_Records to process_:
↓↓↓

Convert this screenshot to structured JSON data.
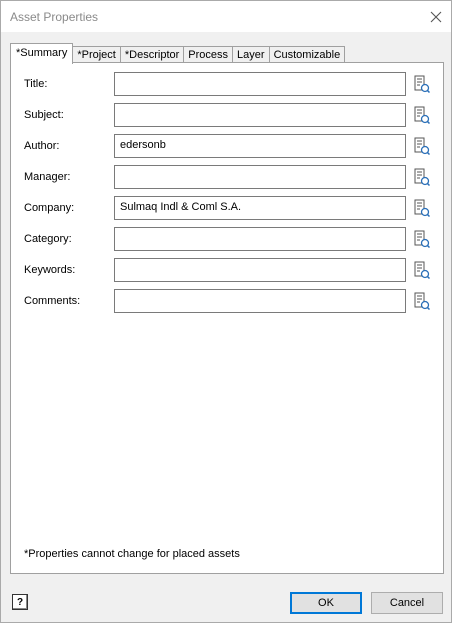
{
  "window": {
    "title": "Asset Properties"
  },
  "tabs": [
    {
      "label": "*Summary",
      "active": true
    },
    {
      "label": "*Project",
      "active": false
    },
    {
      "label": "*Descriptor",
      "active": false
    },
    {
      "label": "Process",
      "active": false
    },
    {
      "label": "Layer",
      "active": false
    },
    {
      "label": "Customizable",
      "active": false
    }
  ],
  "fields": [
    {
      "label": "Title:",
      "value": ""
    },
    {
      "label": "Subject:",
      "value": ""
    },
    {
      "label": "Author:",
      "value": "edersonb"
    },
    {
      "label": "Manager:",
      "value": ""
    },
    {
      "label": "Company:",
      "value": "Sulmaq Indl & Coml S.A."
    },
    {
      "label": "Category:",
      "value": ""
    },
    {
      "label": "Keywords:",
      "value": ""
    },
    {
      "label": "Comments:",
      "value": ""
    }
  ],
  "footnote": "*Properties cannot change for placed assets",
  "buttons": {
    "help": "?",
    "ok": "OK",
    "cancel": "Cancel"
  },
  "icons": {
    "close": "close-icon",
    "field_property": "property-lookup-icon",
    "help": "help-icon"
  },
  "colors": {
    "accent": "#0078d7",
    "title_text": "#8a8a8a"
  }
}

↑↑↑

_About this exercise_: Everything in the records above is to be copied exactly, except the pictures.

_Task result_:
Convert this screenshot to structured JSON data.
{
  "window": {
    "title": "Asset Properties"
  },
  "tabs": [
    {
      "label": "*Summary",
      "active": true
    },
    {
      "label": "*Project",
      "active": false
    },
    {
      "label": "*Descriptor",
      "active": false
    },
    {
      "label": "Process",
      "active": false
    },
    {
      "label": "Layer",
      "active": false
    },
    {
      "label": "Customizable",
      "active": false
    }
  ],
  "fields": [
    {
      "label": "Title:",
      "value": ""
    },
    {
      "label": "Subject:",
      "value": ""
    },
    {
      "label": "Author:",
      "value": "edersonb"
    },
    {
      "label": "Manager:",
      "value": ""
    },
    {
      "label": "Company:",
      "value": "Sulmaq Indl & Coml S.A."
    },
    {
      "label": "Category:",
      "value": ""
    },
    {
      "label": "Keywords:",
      "value": ""
    },
    {
      "label": "Comments:",
      "value": ""
    }
  ],
  "footnote": "*Properties cannot change for placed assets",
  "buttons": {
    "help": "?",
    "ok": "OK",
    "cancel": "Cancel"
  },
  "icons": {
    "close": "close-icon",
    "field_property": "property-lookup-icon",
    "help": "help-icon"
  },
  "colors": {
    "accent": "#0078d7",
    "title_text": "#8a8a8a"
  }
}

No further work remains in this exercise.